(Dataset records Opens)

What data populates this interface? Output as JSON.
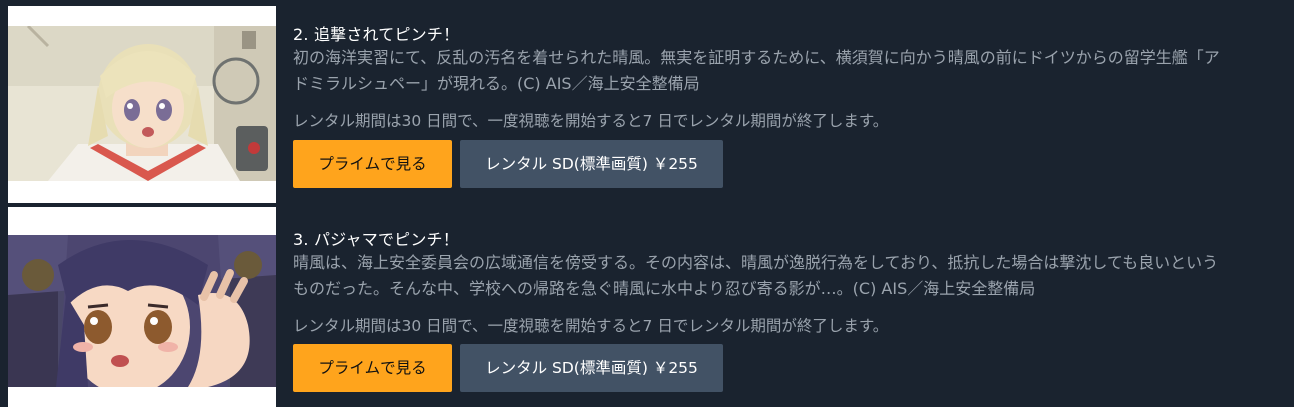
{
  "episodes": [
    {
      "title": "2. 追撃されてピンチ！",
      "synopsis_line1": "初の海洋実習にて、反乱の汚名を着せられた晴風。無実を証明するために、横須賀に向かう晴風の前にドイツからの留学生艦「ア",
      "synopsis_line2": "ドミラルシュペー」が現れる。(C) AIS／海上安全整備局",
      "rental_info": "レンタル期間は30 日間で、一度視聴を開始すると7 日でレンタル期間が終了します。",
      "prime_button_label": "プライムで見る",
      "rent_button_label": "レンタル SD(標準画質)  ￥255"
    },
    {
      "title": "3. パジャマでピンチ！",
      "synopsis_line1": "晴風は、海上安全委員会の広域通信を傍受する。その内容は、晴風が逸脱行為をしており、抵抗した場合は撃沈しても良いという",
      "synopsis_line2": "ものだった。そんな中、学校への帰路を急ぐ晴風に水中より忍び寄る影が…。(C) AIS／海上安全整備局",
      "rental_info": "レンタル期間は30 日間で、一度視聴を開始すると7 日でレンタル期間が終了します。",
      "prime_button_label": "プライムで見る",
      "rent_button_label": "レンタル SD(標準画質)  ￥255"
    }
  ],
  "colors": {
    "page_background": "#1a232f",
    "prime_button": "#ffa41c",
    "rent_button": "#425265",
    "title_text": "#ffffff",
    "synopsis_text": "#9aa3ad"
  }
}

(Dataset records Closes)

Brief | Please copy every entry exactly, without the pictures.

Your solution |
What data populates this interface? Output as JSON.
{
  "episodes": [
    {
      "title": "2. 追撃されてピンチ！",
      "synopsis_line1": "初の海洋実習にて、反乱の汚名を着せられた晴風。無実を証明するために、横須賀に向かう晴風の前にドイツからの留学生艦「ア",
      "synopsis_line2": "ドミラルシュペー」が現れる。(C) AIS／海上安全整備局",
      "rental_info": "レンタル期間は30 日間で、一度視聴を開始すると7 日でレンタル期間が終了します。",
      "prime_button_label": "プライムで見る",
      "rent_button_label": "レンタル SD(標準画質)  ￥255"
    },
    {
      "title": "3. パジャマでピンチ！",
      "synopsis_line1": "晴風は、海上安全委員会の広域通信を傍受する。その内容は、晴風が逸脱行為をしており、抵抗した場合は撃沈しても良いという",
      "synopsis_line2": "ものだった。そんな中、学校への帰路を急ぐ晴風に水中より忍び寄る影が…。(C) AIS／海上安全整備局",
      "rental_info": "レンタル期間は30 日間で、一度視聴を開始すると7 日でレンタル期間が終了します。",
      "prime_button_label": "プライムで見る",
      "rent_button_label": "レンタル SD(標準画質)  ￥255"
    }
  ],
  "colors": {
    "page_background": "#1a232f",
    "prime_button": "#ffa41c",
    "rent_button": "#425265",
    "title_text": "#ffffff",
    "synopsis_text": "#9aa3ad"
  }
}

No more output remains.